With the loss of Nick Bonino to Nashville via free agency, the reigning champion Pittsburgh Penguins have a gaping hole down the middle. For the first time in over a decade, the center position is now one of relative weakness. It’s always a possibility that Matt Cullen decides to re-sign for one more year, but he will not be able to carry the load of a typical 3rd-line center. Cullen showed signs of slowing down toward the tail-end of the team’s playoff run, and he was only averaging 13:55 a game through the regular season. At 41 years old, he simply won’t be a viable long-term option. The Penguins likely have high hopes for Zach Aston-Reese to make a push in training camp, but he is an unknown quantity at the NHL level. GM Jim Rutherford had 5 potential trade options in the works prior to July 1st, according to the very reliable Josh Yohe of DKPittsburghSports. Talks either fizzled or were put on the back-burner, but one might imagine the number of available targets is far fewer now. With Dallas’ three-year signing of Radek Faksa, there is one fewer name left for consideration. Vegas seems to be content with merely flipping defensemen from here on in, although names such as Cody Eakin and William Karlsson shouldn’t be thrown out entirely. Erik Haula is likely a pipe-dream, but he’s another possible target. Matt Duchene was linked for a time, but between the high cost and the stubbornness of Colorado GM Joe Sakic to make a move, he seems incredibly unlikely.

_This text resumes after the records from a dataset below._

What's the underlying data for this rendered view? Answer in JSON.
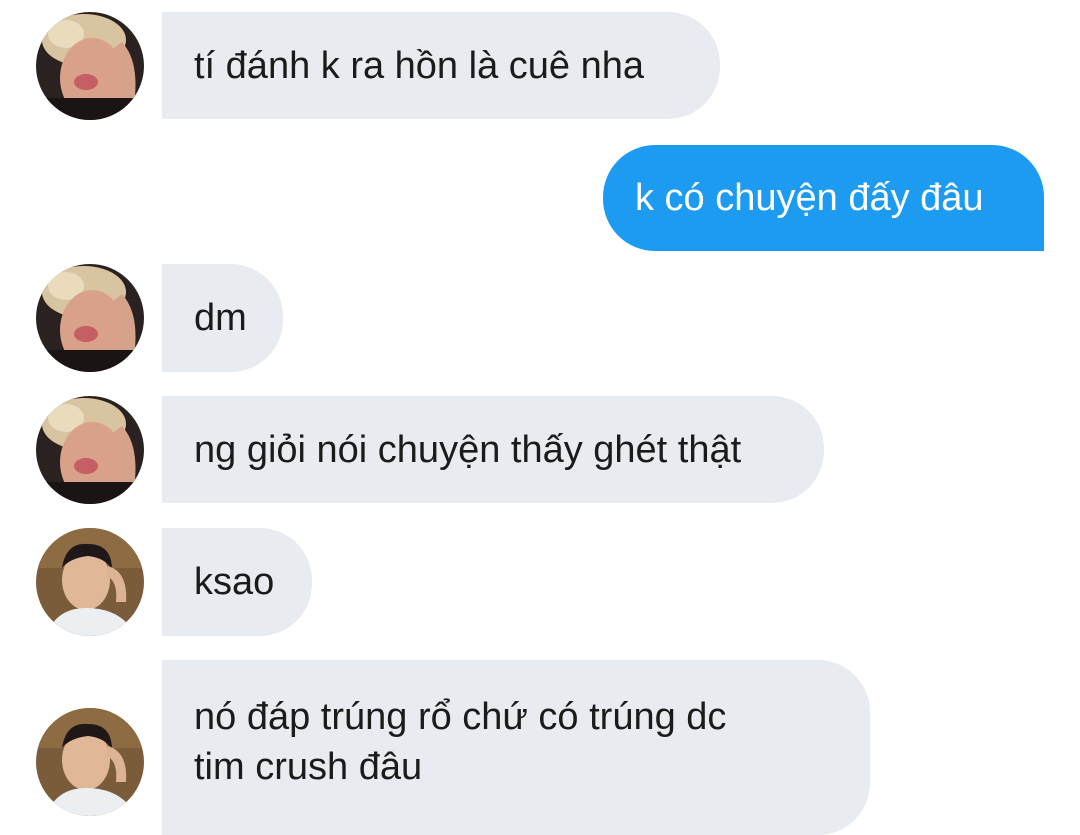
{
  "conversation": {
    "messages": [
      {
        "sender": "other-user-1",
        "direction": "incoming",
        "text": "tí đánh k ra hồn là cuê nha"
      },
      {
        "sender": "me",
        "direction": "outgoing",
        "text": "k có chuyện đấy đâu"
      },
      {
        "sender": "other-user-1",
        "direction": "incoming",
        "text": "dm"
      },
      {
        "sender": "other-user-1",
        "direction": "incoming",
        "text": "ng giỏi nói chuyện thấy ghét thật"
      },
      {
        "sender": "other-user-2",
        "direction": "incoming",
        "text": "ksao"
      },
      {
        "sender": "other-user-2",
        "direction": "incoming",
        "lines": [
          "nó đáp trúng rổ chứ có trúng dc",
          "tim crush đâu"
        ]
      }
    ]
  },
  "colors": {
    "incoming_bubble": "#e8ecf0",
    "outgoing_bubble": "#1d9bf0",
    "incoming_text": "#1b1b1b",
    "outgoing_text": "#ffffff"
  },
  "icons": {
    "avatar_user_1": "blond-hair-avatar",
    "avatar_user_2": "dark-hair-avatar"
  }
}
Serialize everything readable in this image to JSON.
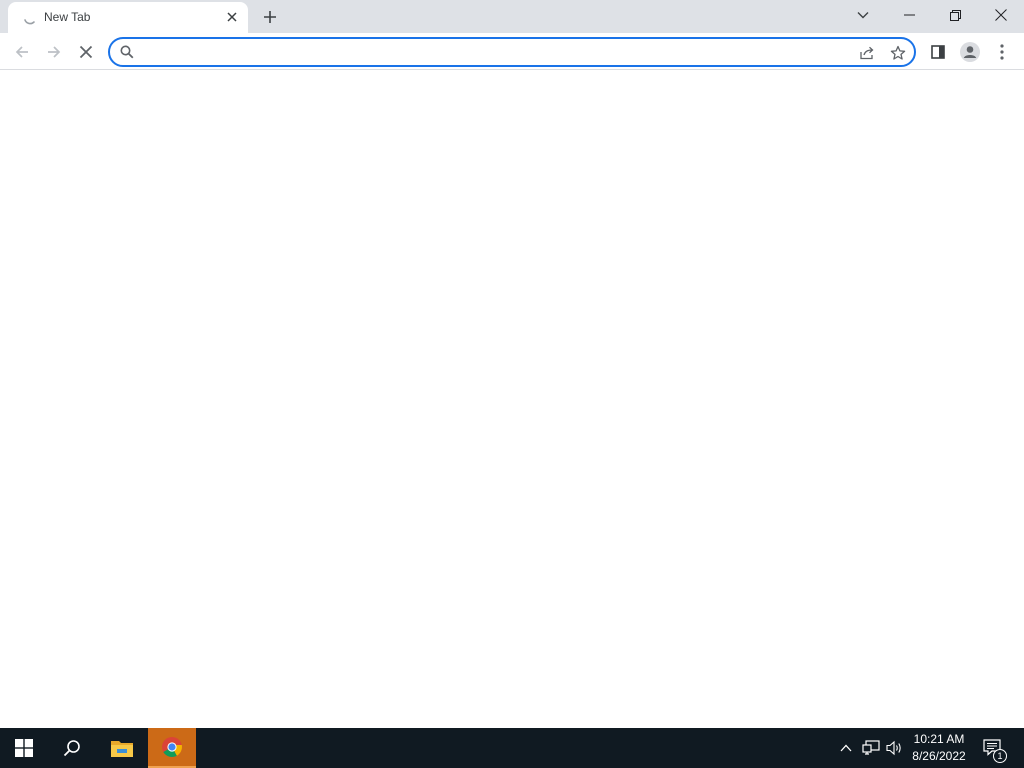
{
  "browser": {
    "tab": {
      "title": "New Tab",
      "loading": true
    },
    "omnibox": {
      "value": "",
      "placeholder": ""
    },
    "accent_color": "#1a73e8"
  },
  "taskbar": {
    "clock": {
      "time": "10:21 AM",
      "date": "8/26/2022"
    },
    "notification_count": "1",
    "pinned": [
      "start-icon",
      "search-icon",
      "file-explorer-icon",
      "chrome-icon"
    ]
  }
}
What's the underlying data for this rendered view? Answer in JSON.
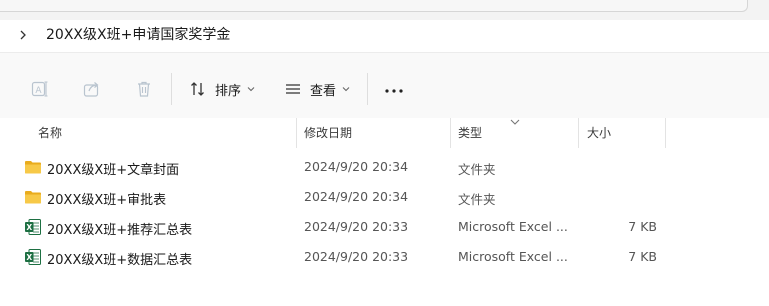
{
  "address": {
    "path": "20XX级X班+申请国家奖学金"
  },
  "toolbar": {
    "sort_label": "排序",
    "view_label": "查看"
  },
  "columns": {
    "name": "名称",
    "modified": "修改日期",
    "type": "类型",
    "size": "大小"
  },
  "files": [
    {
      "name": "20XX级X班+文章封面",
      "modified": "2024/9/20 20:34",
      "type": "文件夹",
      "size": "",
      "icon": "folder-icon"
    },
    {
      "name": "20XX级X班+审批表",
      "modified": "2024/9/20 20:34",
      "type": "文件夹",
      "size": "",
      "icon": "folder-icon"
    },
    {
      "name": "20XX级X班+推荐汇总表",
      "modified": "2024/9/20 20:33",
      "type": "Microsoft Excel ...",
      "size": "7 KB",
      "icon": "excel-icon"
    },
    {
      "name": "20XX级X班+数据汇总表",
      "modified": "2024/9/20 20:33",
      "type": "Microsoft Excel ...",
      "size": "7 KB",
      "icon": "excel-icon"
    }
  ],
  "colors": {
    "folder": "#f7c948",
    "folder_dark": "#e9ac1e",
    "excel": "#1d6f42",
    "disabled_icon": "#b9c4cf"
  }
}
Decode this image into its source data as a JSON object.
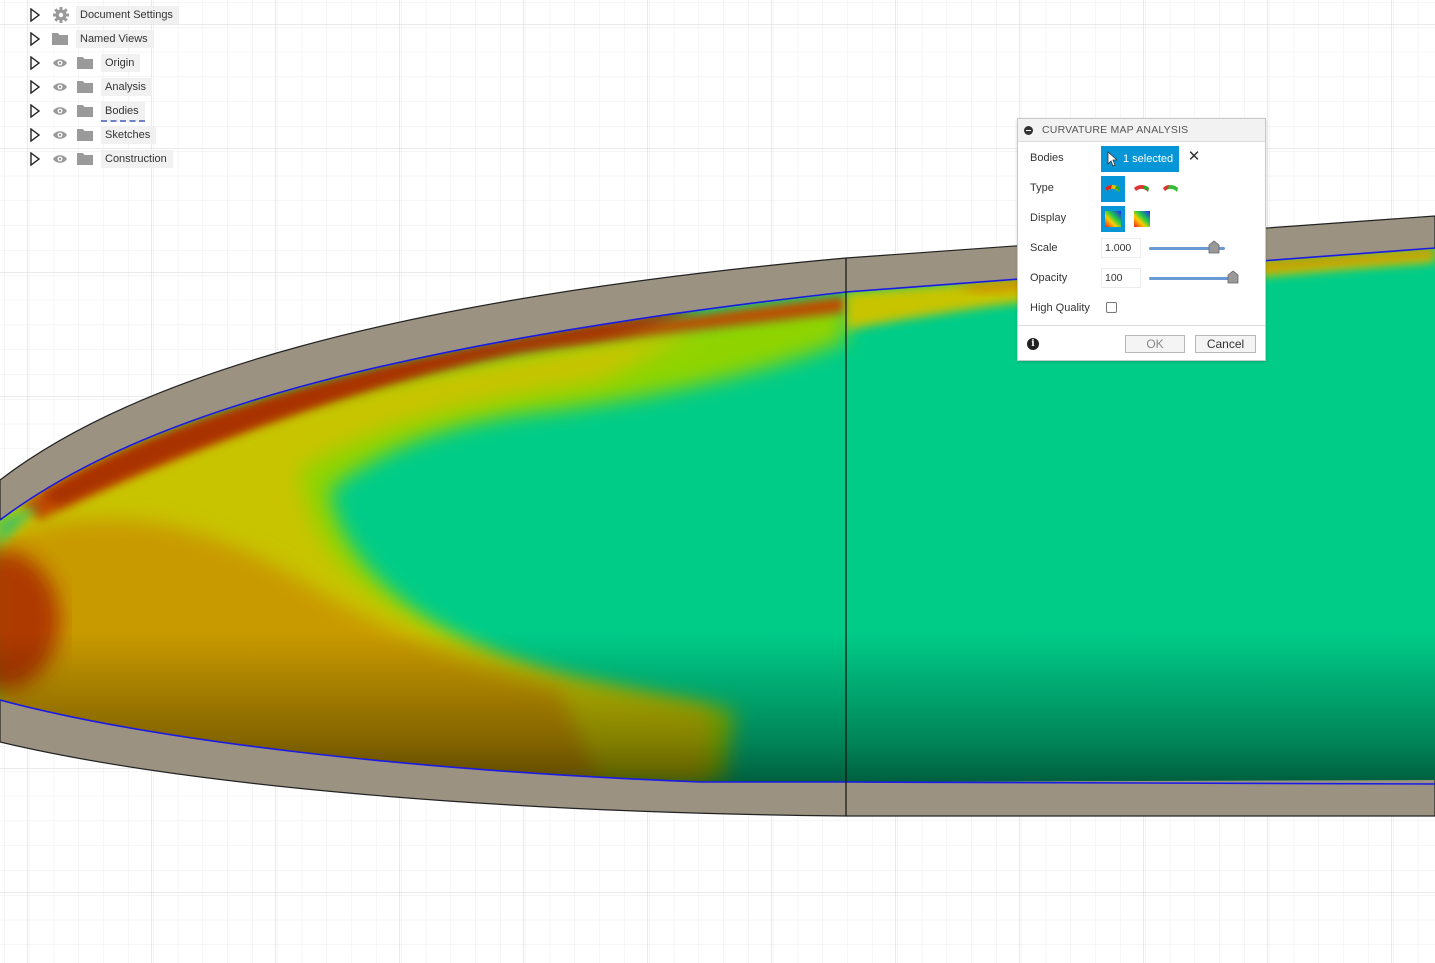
{
  "browser": {
    "items": [
      {
        "label": "Document Settings",
        "icon": "gear-icon",
        "visibility": false
      },
      {
        "label": "Named Views",
        "icon": "folder-icon",
        "visibility": false
      },
      {
        "label": "Origin",
        "icon": "folder-icon",
        "visibility": true
      },
      {
        "label": "Analysis",
        "icon": "folder-icon",
        "visibility": true
      },
      {
        "label": "Bodies",
        "icon": "folder-icon",
        "visibility": true
      },
      {
        "label": "Sketches",
        "icon": "folder-icon",
        "visibility": true
      },
      {
        "label": "Construction",
        "icon": "folder-icon",
        "visibility": true
      }
    ]
  },
  "dialog": {
    "title": "CURVATURE MAP ANALYSIS",
    "bodies_label": "Bodies",
    "bodies_value": "1 selected",
    "type_label": "Type",
    "display_label": "Display",
    "scale_label": "Scale",
    "scale_value": "1.000",
    "scale_slider": 0.85,
    "opacity_label": "Opacity",
    "opacity_value": "100",
    "opacity_slider": 1.0,
    "high_quality_label": "High Quality",
    "high_quality_checked": false,
    "ok_label": "OK",
    "cancel_label": "Cancel"
  },
  "colors": {
    "accent": "#0696d7",
    "shell": "#9c9282",
    "edge_line": "#1a1ae6",
    "map_green": "#00cc88",
    "map_yellow": "#c8c800",
    "map_red": "#b83000",
    "grid": "#d8d8d8"
  }
}
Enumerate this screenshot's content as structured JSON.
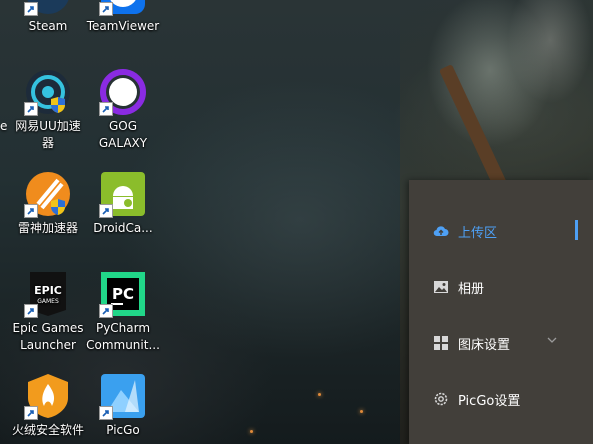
{
  "desktop": {
    "icons": [
      {
        "label_lines": [
          "Steam"
        ],
        "icon": "steam-icon"
      },
      {
        "label_lines": [
          "TeamViewer"
        ],
        "icon": "teamviewer-icon"
      },
      {
        "label_lines": [
          "网易UU加速",
          "器"
        ],
        "icon": "netease-uu-icon"
      },
      {
        "label_lines": [
          "GOG",
          "GALAXY"
        ],
        "icon": "gog-galaxy-icon"
      },
      {
        "label_lines": [
          "雷神加速器"
        ],
        "icon": "leishen-accelerator-icon"
      },
      {
        "label_lines": [
          "DroidCa..."
        ],
        "icon": "droidcam-icon"
      },
      {
        "label_lines": [
          "Epic Games",
          "Launcher"
        ],
        "icon": "epic-games-icon"
      },
      {
        "label_lines": [
          "PyCharm",
          "Communit..."
        ],
        "icon": "pycharm-icon"
      },
      {
        "label_lines": [
          "火绒安全软件"
        ],
        "icon": "huorong-icon"
      },
      {
        "label_lines": [
          "PicGo"
        ],
        "icon": "picgo-icon"
      }
    ],
    "partial_left_label": "e"
  },
  "picgo_menu": {
    "items": [
      {
        "label": "上传区",
        "icon": "cloud-upload-icon",
        "active": true
      },
      {
        "label": "相册",
        "icon": "image-icon",
        "active": false
      },
      {
        "label": "图床设置",
        "icon": "grid-icon",
        "active": false,
        "has_submenu": true
      },
      {
        "label": "PicGo设置",
        "icon": "gear-icon",
        "active": false
      }
    ],
    "colors": {
      "background": "#423f3a",
      "active": "#4ea0f5",
      "text": "#ffffff"
    }
  }
}
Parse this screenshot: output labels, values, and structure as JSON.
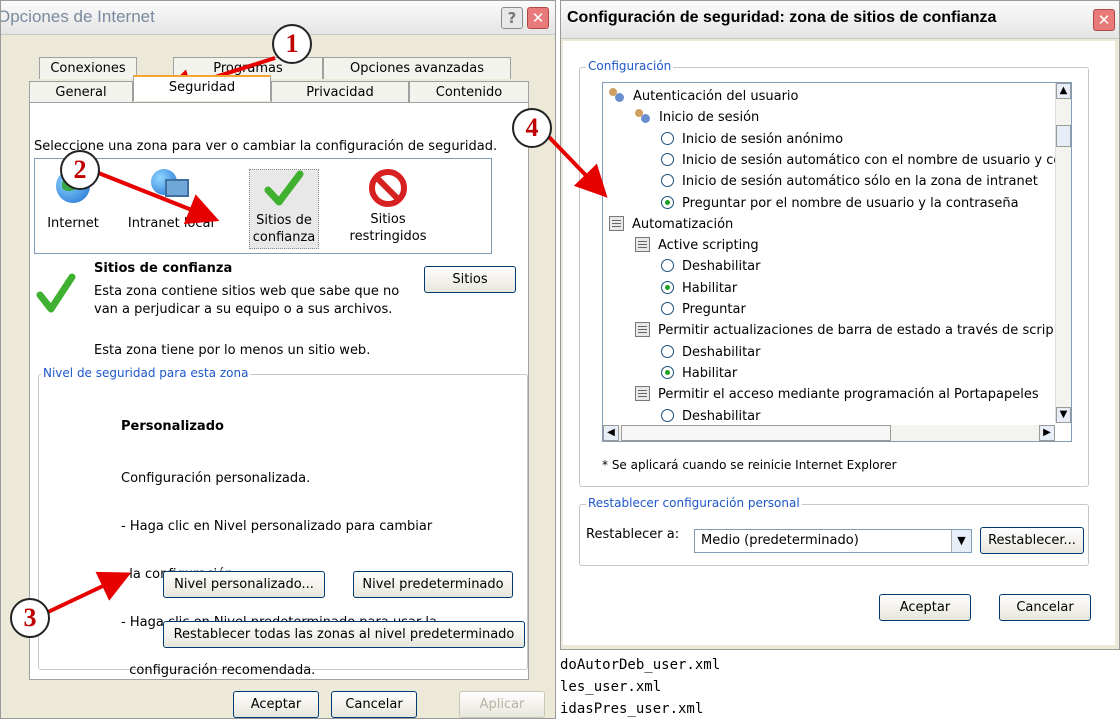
{
  "left_window": {
    "title": "Opciones de Internet",
    "tabs_back": [
      "Conexiones",
      "Programas",
      "Opciones avanzadas"
    ],
    "tabs_front": [
      "General",
      "Seguridad",
      "Privacidad",
      "Contenido"
    ],
    "zones_prompt": "Seleccione una zona para ver o cambiar la configuración de seguridad.",
    "zones": [
      {
        "label": "Internet"
      },
      {
        "label": "Intranet local"
      },
      {
        "label": "Sitios de\nconfianza"
      },
      {
        "label": "Sitios\nrestringidos"
      }
    ],
    "zone_info": {
      "title": "Sitios de confianza",
      "desc": "Esta zona contiene sitios web que sabe que no van a perjudicar a su equipo o a sus archivos.",
      "note": "Esta zona tiene por lo menos un sitio web."
    },
    "sitios_button": "Sitios",
    "level_group": "Nivel de seguridad para esta zona",
    "level": {
      "title": "Personalizado",
      "lines": [
        "Configuración personalizada.",
        "- Haga clic en Nivel personalizado para cambiar",
        "  la configuración",
        "- Haga clic en Nivel predeterminado para usar la",
        "  configuración recomendada."
      ]
    },
    "custom_button": "Nivel personalizado...",
    "default_button": "Nivel predeterminado",
    "reset_all_button": "Restablecer todas las zonas al nivel predeterminado",
    "ok": "Aceptar",
    "cancel": "Cancelar",
    "apply": "Aplicar"
  },
  "right_window": {
    "title": "Configuración de seguridad: zona de sitios de confianza",
    "group": "Configuración",
    "tree": [
      {
        "icon": "users",
        "indent": 0,
        "text": "Autenticación del usuario"
      },
      {
        "icon": "users",
        "indent": 1,
        "text": "Inicio de sesión"
      },
      {
        "icon": "radio",
        "indent": 2,
        "text": "Inicio de sesión anónimo",
        "on": false
      },
      {
        "icon": "radio",
        "indent": 2,
        "text": "Inicio de sesión automático con el nombre de usuario y co",
        "on": false
      },
      {
        "icon": "radio",
        "indent": 2,
        "text": "Inicio de sesión automático sólo en la zona de intranet",
        "on": false
      },
      {
        "icon": "radio",
        "indent": 2,
        "text": "Preguntar por el nombre de usuario y la contraseña",
        "on": true
      },
      {
        "icon": "doc",
        "indent": 0,
        "text": "Automatización"
      },
      {
        "icon": "doc",
        "indent": 1,
        "text": "Active scripting"
      },
      {
        "icon": "radio",
        "indent": 2,
        "text": "Deshabilitar",
        "on": false
      },
      {
        "icon": "radio",
        "indent": 2,
        "text": "Habilitar",
        "on": true
      },
      {
        "icon": "radio",
        "indent": 2,
        "text": "Preguntar",
        "on": false
      },
      {
        "icon": "doc",
        "indent": 1,
        "text": "Permitir actualizaciones de barra de estado a través de scrip"
      },
      {
        "icon": "radio",
        "indent": 2,
        "text": "Deshabilitar",
        "on": false
      },
      {
        "icon": "radio",
        "indent": 2,
        "text": "Habilitar",
        "on": true
      },
      {
        "icon": "doc",
        "indent": 1,
        "text": "Permitir el acceso mediante programación al Portapapeles"
      },
      {
        "icon": "radio",
        "indent": 2,
        "text": "Deshabilitar",
        "on": false
      }
    ],
    "restart_note": "* Se aplicará cuando se reinicie Internet Explorer",
    "reset_group": "Restablecer configuración personal",
    "reset_label": "Restablecer a:",
    "reset_value": "Medio (predeterminado)",
    "reset_button": "Restablecer...",
    "ok": "Aceptar",
    "cancel": "Cancelar"
  },
  "background_files": [
    "doAutorDeb_user.xml",
    "les_user.xml",
    "idasPres_user.xml"
  ],
  "annotations": [
    "1",
    "2",
    "3",
    "4"
  ],
  "colors": {
    "arrow": "#e60000",
    "legend": "#1d57c9",
    "tab_highlight": "#f4a534",
    "selected_radio": "#21a121"
  }
}
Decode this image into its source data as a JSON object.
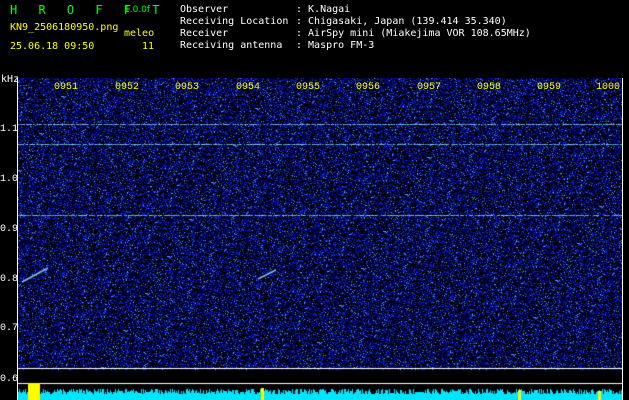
{
  "header": {
    "brand": "H R O F F T",
    "version": "1.0.0f",
    "filename": "KN9_2506180950.png",
    "datetime": "25.06.18 09:50",
    "source": "meleo",
    "count": "11",
    "info": [
      {
        "label": "Observer",
        "value": ": K.Nagai"
      },
      {
        "label": "Receiving Location",
        "value": ": Chigasaki, Japan (139.414 35.340)"
      },
      {
        "label": "Receiver",
        "value": ": AirSpy mini (Miakejima VOR 108.65MHz)"
      },
      {
        "label": "Receiving antenna",
        "value": ": Maspro FM-3"
      }
    ]
  },
  "axis": {
    "unit": "kHz",
    "y_labels": [
      "1.1",
      "1.0",
      "0.9",
      "0.8",
      "0.7",
      "0.6"
    ],
    "time_labels": [
      "0951",
      "0952",
      "0953",
      "0954",
      "0955",
      "0956",
      "0957",
      "0958",
      "0959",
      "1000"
    ]
  },
  "colors": {
    "background": "#000000",
    "noise": "#0a1a8c",
    "carrier": "#7fd7ff",
    "level": "#00e5ff",
    "marker": "#ffff00",
    "text_yellow": "#ffff00",
    "text_green": "#00ff00"
  }
}
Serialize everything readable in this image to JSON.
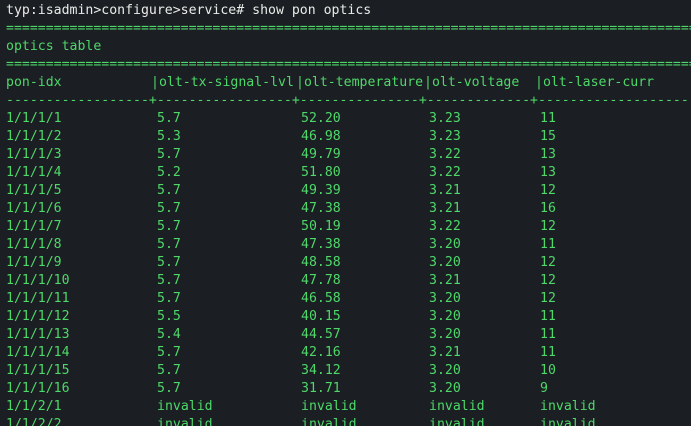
{
  "terminal": {
    "prompt": "typ:isadmin>configure>service#",
    "command": "show pon optics",
    "separator_equals": "=========================================================================================================",
    "title": "optics table",
    "separator_equals_2": "=========================================================================================================",
    "columns": [
      "pon-idx",
      "|olt-tx-signal-lvl",
      "|olt-temperature",
      "|olt-voltage",
      "|olt-laser-curr"
    ],
    "separator_dashes": "------------------+-----------------+---------------+-------------+------------------------",
    "rows": [
      [
        "1/1/1/1",
        "5.7",
        "52.20",
        "3.23",
        "11"
      ],
      [
        "1/1/1/2",
        "5.3",
        "46.98",
        "3.23",
        "15"
      ],
      [
        "1/1/1/3",
        "5.7",
        "49.79",
        "3.22",
        "13"
      ],
      [
        "1/1/1/4",
        "5.2",
        "51.80",
        "3.22",
        "13"
      ],
      [
        "1/1/1/5",
        "5.7",
        "49.39",
        "3.21",
        "12"
      ],
      [
        "1/1/1/6",
        "5.7",
        "47.38",
        "3.21",
        "16"
      ],
      [
        "1/1/1/7",
        "5.7",
        "50.19",
        "3.22",
        "12"
      ],
      [
        "1/1/1/8",
        "5.7",
        "47.38",
        "3.20",
        "11"
      ],
      [
        "1/1/1/9",
        "5.7",
        "48.58",
        "3.20",
        "12"
      ],
      [
        "1/1/1/10",
        "5.7",
        "47.78",
        "3.21",
        "12"
      ],
      [
        "1/1/1/11",
        "5.7",
        "46.58",
        "3.20",
        "12"
      ],
      [
        "1/1/1/12",
        "5.5",
        "40.15",
        "3.20",
        "11"
      ],
      [
        "1/1/1/13",
        "5.4",
        "44.57",
        "3.20",
        "11"
      ],
      [
        "1/1/1/14",
        "5.7",
        "42.16",
        "3.21",
        "11"
      ],
      [
        "1/1/1/15",
        "5.7",
        "34.12",
        "3.20",
        "10"
      ],
      [
        "1/1/1/16",
        "5.7",
        "31.71",
        "3.20",
        "9"
      ],
      [
        "1/1/2/1",
        "invalid",
        "invalid",
        "invalid",
        "invalid"
      ],
      [
        "1/1/2/2",
        "invalid",
        "invalid",
        "invalid",
        "invalid"
      ]
    ],
    "colors": {
      "background": "#1b1e22",
      "output_text": "#4ed86a",
      "prompt_text": "#e9ece8"
    }
  }
}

Bozak has made tons of sense since his name was first mentioned. A lot has been made of his relationship with Phil Kessel. When they played on a line together in Toronto, Kessel saw some of his best career production. More than that however – the Leafs are in a bit of cap pinch as they will look to free up dollars for Auston Matthews, Mitch Marner, and William Nylander in the next two seasons. They certainly aren’t in any hurry to drop underneath the ceiling due to LTIR intricacies, but moving out Bozak’s $4.2 MM for this next season would be a forward looking move. If he’s due a raise, it’s likely they’ll lose him for far less, as his contract expires at the end of 2017-18. The move makes sense for Pittsburgh because of the Kessel relationship, but also because he fits the mold of the Pittsburgh squad. He’s a solid skater, sees the ice well, and hustles back into his own zone. His playmaking abilities would be a wonderful fit on the cheap to aid the high-powered offense, and the player would be a positive possession asset to remove the stress from the bigger guns. Bozak does have a modified no-trade clause, but it’s hard to see Pittsburgh being included on his list of non-tradeable teams.
Staal saw a lot of success in Pittsburgh before he was traded away to Carolina at the 2012 draft. Jordan was traded to that team in particular due to his desire to player with his older brother Eric Staal. Seeing as Eric is no longer in the picture, it would make sense that Staal might be open to a Pittsburgh reunion. Staal is one of the better defensive centers in the league, and has been forced to take a more uncomfortably offensive role in Carolina. Staal’s biggest downside is that he isn’t the most agile skater, but he’s not any slower than Nick Bonino was. That said, he can play the shutdown role and be a total nuisance for top opponents. Rutherford loves the player, as he was the GM of Carolina when they initially acquired the player, for a hefty sum of Brandon Sutter, Brian Dumoulin, and a 1st-round pick (which became Derrick Pouilot). According to Yohe, Staal is apparently open to a return, and the nostalgic element of the team’s fanbase is clamoring for this to happen. Rutherford stated on a local radio segment with Ron Cook that “to his knowledge he (Staal) isn’t available”, but he’s played coy with the media in the past.
Out Of Left-Field
Rutherford has been known to throw the hockey world for a loop with some of his trades. The James Neal–Patric Hornqvist trade shocked just about everyone, and the Phil Kessel trade is still being discussed to this day. If there’s one thing we should expect from him, it’s the unexpected. There are a few lesser options out there for Rutherford to explore, and management may want to have the Conor Sheary and Brian Dumoulin contracts put to paper before making any sort of transaction. It seems unlikely that anything will happen until those deals get done. Rutherford told Jason Mackey of the Post-Gazette that there are “hundreds of names on (his list)”, and that it’s “a patient process”. Could Detroit be willing to move Andreas Athanasiou? Could Bryan Little be pried from Winnipeg for a young defenseman? It’s hard to speculate as to where exactly management have set their sights, but Rutherford is generally willing to overpay to “get his man”. There is the slight likelihood that they enter the season with that hole left unfilled, but it’s hard to imagine. Until more dominoes fall, Rutherford is likely to bide his team and search for the correct deal.